ZIFFPAGE TITLEIntense ScrutinyBy Larry Barrett | Posted 2004-10-01 Email Print
How Real-World Numbers Make the Case for SSDs in the Data Center
In its race to comply with a Sarbanes-Oxley rule, Ingersoll-Rand found where it had been performing tasks twiceor not at all.
Identifying the different processes used within a company that reported sales of $9.9 billion last year is no small undertaking, and one that couldn't be accomplished by simply installing another piece of software.
Fletcher says "almost everyone" at Ingersoll-Rand played some role in the compliance process. The biggest difficulties were the simple things such as identifying who was responsible for the sales reports from specific units and regions. Also, the challenge of organizing the compliance project required the attention of everyone in the organization, from the ceo to the field sales representatives.
While 175 employees were appointed as Sarbanes-Oxley coordinators, those workers required assistance from the people working below them to gather and disseminate information.
As if that weren't enough, Ingersoll-Rand had to simultaneously collect this detailed financial snapshot to the satisfaction of its independent auditor while managing its day-to-day business operations and ongoing information-technology projects.
And it's expensive.
According to Financial Executives International, a professional association of controllers, cfos and treasurers based in Florham Park, N.J., public companies with annual sales of more than $2.5 billion will spend more than $3 million to comply with the regulation.

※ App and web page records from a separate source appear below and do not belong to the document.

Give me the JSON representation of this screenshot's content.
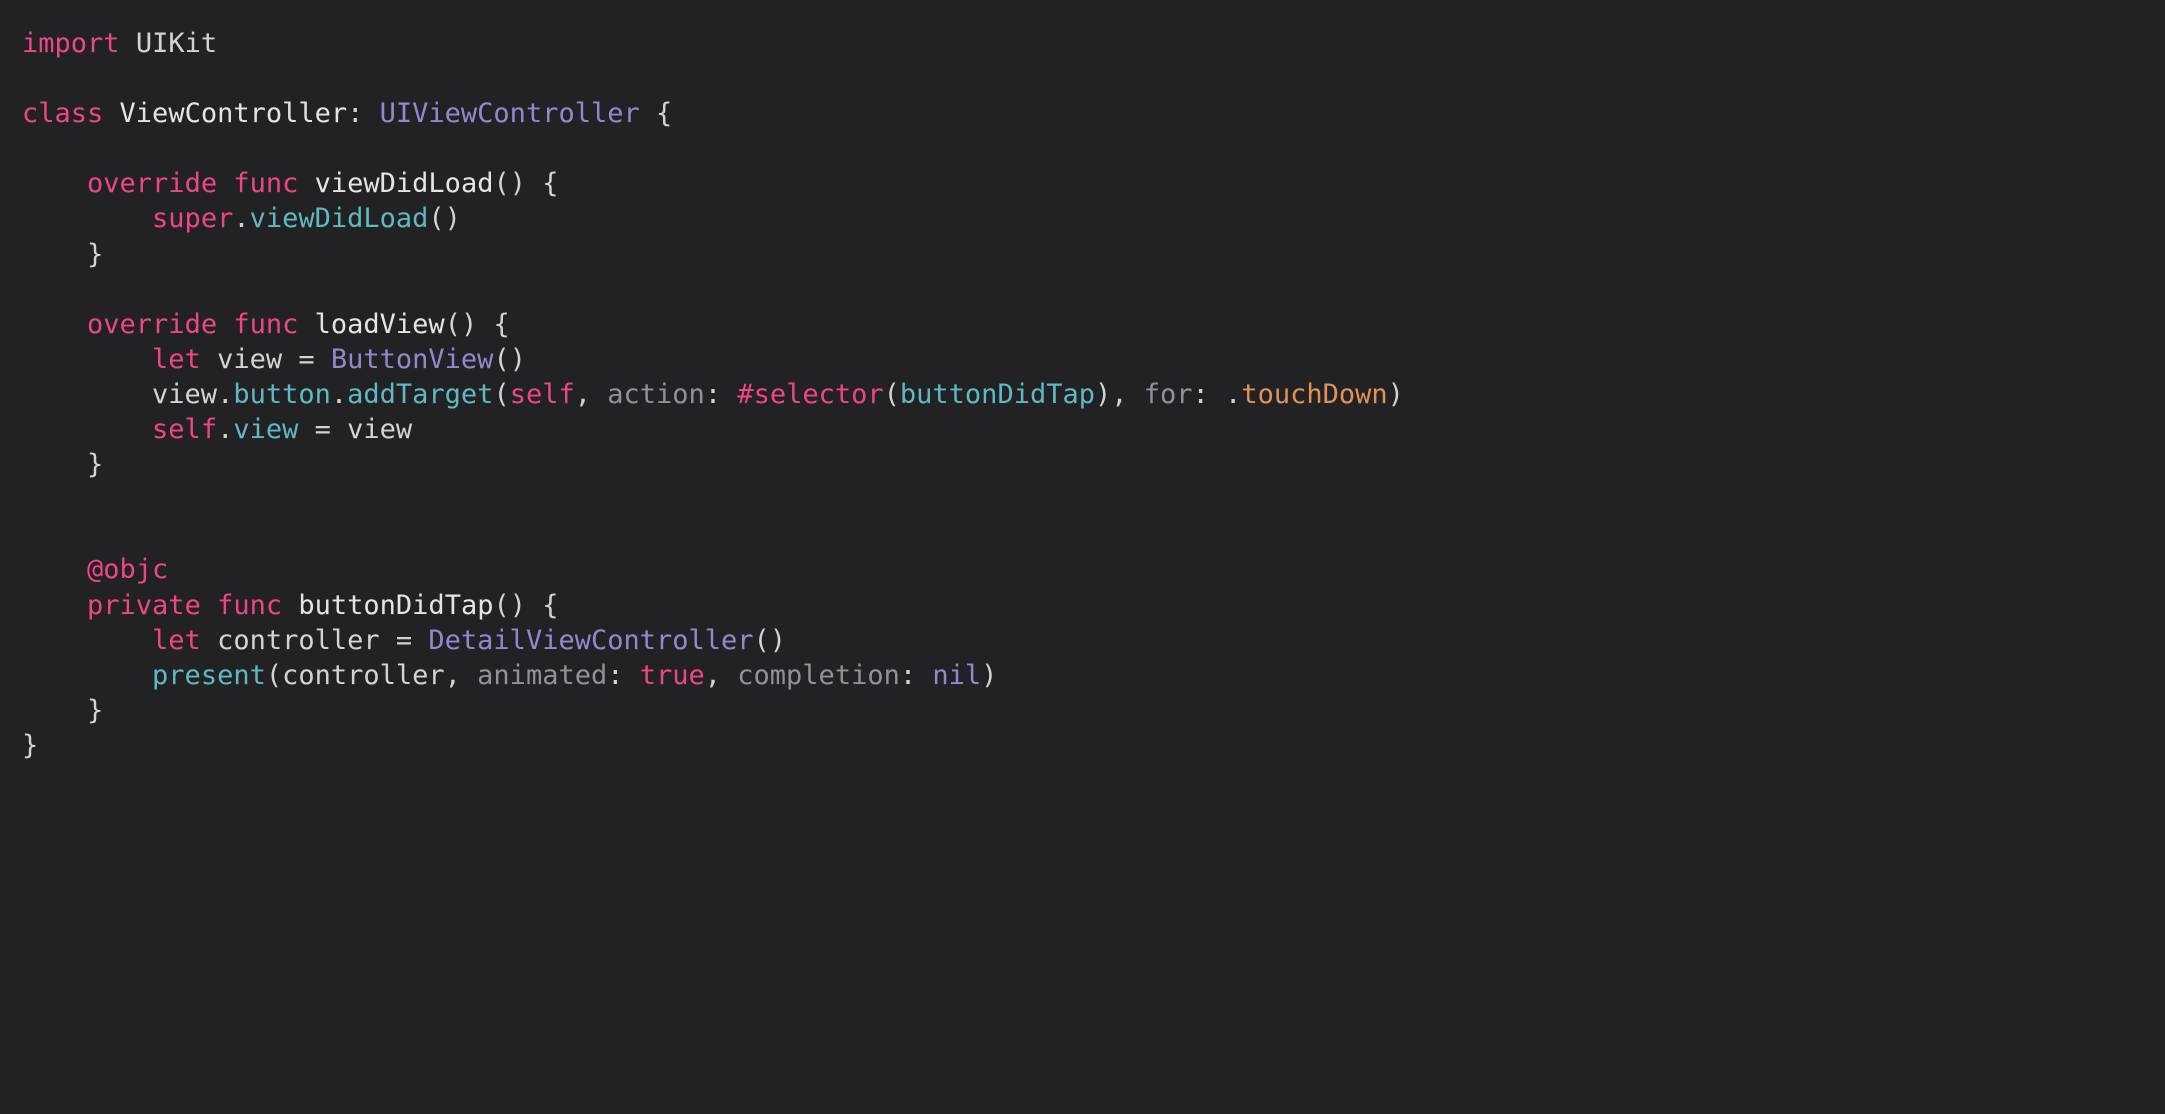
{
  "colors": {
    "keyword": "#ec4689",
    "plain": "#d1d3d4",
    "type": "#9786cd",
    "method": "#5fb9c2",
    "param": "#8e939b",
    "accessor": "#e2e5e7",
    "objc": "#df9355",
    "nil": "#9786cd",
    "punct": "#d1d3d4"
  },
  "code": [
    [
      {
        "t": "import",
        "c": "keyword"
      },
      {
        "t": " ",
        "c": "plain"
      },
      {
        "t": "UIKit",
        "c": "plain"
      }
    ],
    [],
    [
      {
        "t": "class",
        "c": "keyword"
      },
      {
        "t": " ",
        "c": "plain"
      },
      {
        "t": "ViewController",
        "c": "accessor"
      },
      {
        "t": ": ",
        "c": "plain"
      },
      {
        "t": "UIViewController",
        "c": "type"
      },
      {
        "t": " {",
        "c": "plain"
      }
    ],
    [],
    [
      {
        "t": "    ",
        "c": "plain"
      },
      {
        "t": "override",
        "c": "keyword"
      },
      {
        "t": " ",
        "c": "plain"
      },
      {
        "t": "func",
        "c": "keyword"
      },
      {
        "t": " ",
        "c": "plain"
      },
      {
        "t": "viewDidLoad",
        "c": "accessor"
      },
      {
        "t": "() {",
        "c": "plain"
      }
    ],
    [
      {
        "t": "        ",
        "c": "plain"
      },
      {
        "t": "super",
        "c": "keyword"
      },
      {
        "t": ".",
        "c": "plain"
      },
      {
        "t": "viewDidLoad",
        "c": "method"
      },
      {
        "t": "()",
        "c": "plain"
      }
    ],
    [
      {
        "t": "    }",
        "c": "plain"
      }
    ],
    [],
    [
      {
        "t": "    ",
        "c": "plain"
      },
      {
        "t": "override",
        "c": "keyword"
      },
      {
        "t": " ",
        "c": "plain"
      },
      {
        "t": "func",
        "c": "keyword"
      },
      {
        "t": " ",
        "c": "plain"
      },
      {
        "t": "loadView",
        "c": "accessor"
      },
      {
        "t": "() {",
        "c": "plain"
      }
    ],
    [
      {
        "t": "        ",
        "c": "plain"
      },
      {
        "t": "let",
        "c": "keyword"
      },
      {
        "t": " view = ",
        "c": "plain"
      },
      {
        "t": "ButtonView",
        "c": "type"
      },
      {
        "t": "()",
        "c": "plain"
      }
    ],
    [
      {
        "t": "        view.",
        "c": "plain"
      },
      {
        "t": "button",
        "c": "method"
      },
      {
        "t": ".",
        "c": "plain"
      },
      {
        "t": "addTarget",
        "c": "method"
      },
      {
        "t": "(",
        "c": "plain"
      },
      {
        "t": "self",
        "c": "keyword"
      },
      {
        "t": ", ",
        "c": "plain"
      },
      {
        "t": "action",
        "c": "param"
      },
      {
        "t": ": ",
        "c": "plain"
      },
      {
        "t": "#selector",
        "c": "keyword"
      },
      {
        "t": "(",
        "c": "plain"
      },
      {
        "t": "buttonDidTap",
        "c": "method"
      },
      {
        "t": "), ",
        "c": "plain"
      },
      {
        "t": "for",
        "c": "param"
      },
      {
        "t": ": .",
        "c": "plain"
      },
      {
        "t": "touchDown",
        "c": "objc"
      },
      {
        "t": ")",
        "c": "plain"
      }
    ],
    [
      {
        "t": "        ",
        "c": "plain"
      },
      {
        "t": "self",
        "c": "keyword"
      },
      {
        "t": ".",
        "c": "plain"
      },
      {
        "t": "view",
        "c": "method"
      },
      {
        "t": " = view",
        "c": "plain"
      }
    ],
    [
      {
        "t": "    }",
        "c": "plain"
      }
    ],
    [],
    [],
    [
      {
        "t": "    ",
        "c": "plain"
      },
      {
        "t": "@objc",
        "c": "keyword"
      }
    ],
    [
      {
        "t": "    ",
        "c": "plain"
      },
      {
        "t": "private",
        "c": "keyword"
      },
      {
        "t": " ",
        "c": "plain"
      },
      {
        "t": "func",
        "c": "keyword"
      },
      {
        "t": " ",
        "c": "plain"
      },
      {
        "t": "buttonDidTap",
        "c": "accessor"
      },
      {
        "t": "() {",
        "c": "plain"
      }
    ],
    [
      {
        "t": "        ",
        "c": "plain"
      },
      {
        "t": "let",
        "c": "keyword"
      },
      {
        "t": " controller = ",
        "c": "plain"
      },
      {
        "t": "DetailViewController",
        "c": "type"
      },
      {
        "t": "()",
        "c": "plain"
      }
    ],
    [
      {
        "t": "        ",
        "c": "plain"
      },
      {
        "t": "present",
        "c": "method"
      },
      {
        "t": "(controller, ",
        "c": "plain"
      },
      {
        "t": "animated",
        "c": "param"
      },
      {
        "t": ": ",
        "c": "plain"
      },
      {
        "t": "true",
        "c": "keyword"
      },
      {
        "t": ", ",
        "c": "plain"
      },
      {
        "t": "completion",
        "c": "param"
      },
      {
        "t": ": ",
        "c": "plain"
      },
      {
        "t": "nil",
        "c": "nil"
      },
      {
        "t": ")",
        "c": "plain"
      }
    ],
    [
      {
        "t": "    }",
        "c": "plain"
      }
    ],
    [
      {
        "t": "}",
        "c": "plain"
      }
    ]
  ]
}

AMR Research analyst John Hagerty estimates companies will spend roughly $1 million for every $1 billion in sales to be Sarbanes-Oxley-compliant. If Hagerty is right, this would cost Ingersoll-Rand nearly $10 million.
Gartner analyst Lane Leskela says companies affected by the new requirement, roughly the top 270 of the Fortune 500, are taking different approaches to comply. "There's no blueprint for this, so everyone's just feeling it out as they go along," he says.
A Gartner study found that two-thirds of the Fortune 500 companies have or will invest in software to help them meet the requirement. Most of the companies surveyed said they'd spend the money on document management, financial reporting and transaction software. "Much of this data and these processes come out of critical systems such as erp (enterprise resource planning) or financials," Leskela says. "So we're seeing a lot of companies go through a phase of rush or panic to find point solutions."
Fletcher declined to say exactly how much the Sarbanes-Oxley compliance project has cost Ingersoll-Rand so far, saying only that "it's a lot of money, especially if you add up all the time that everyone in this company has spent" on it.
Ingersoll-Rand began its feeling-out process with two objectives: identify the best route to meet the sec requirement, and do it in a way that would also create some sort of ancillary value.
"It's something you have to do and it takes a lot of time, so you want to try to get something else out of it," Fletcher says. "We don't have any metrics to prove it. But we are learning our processes better."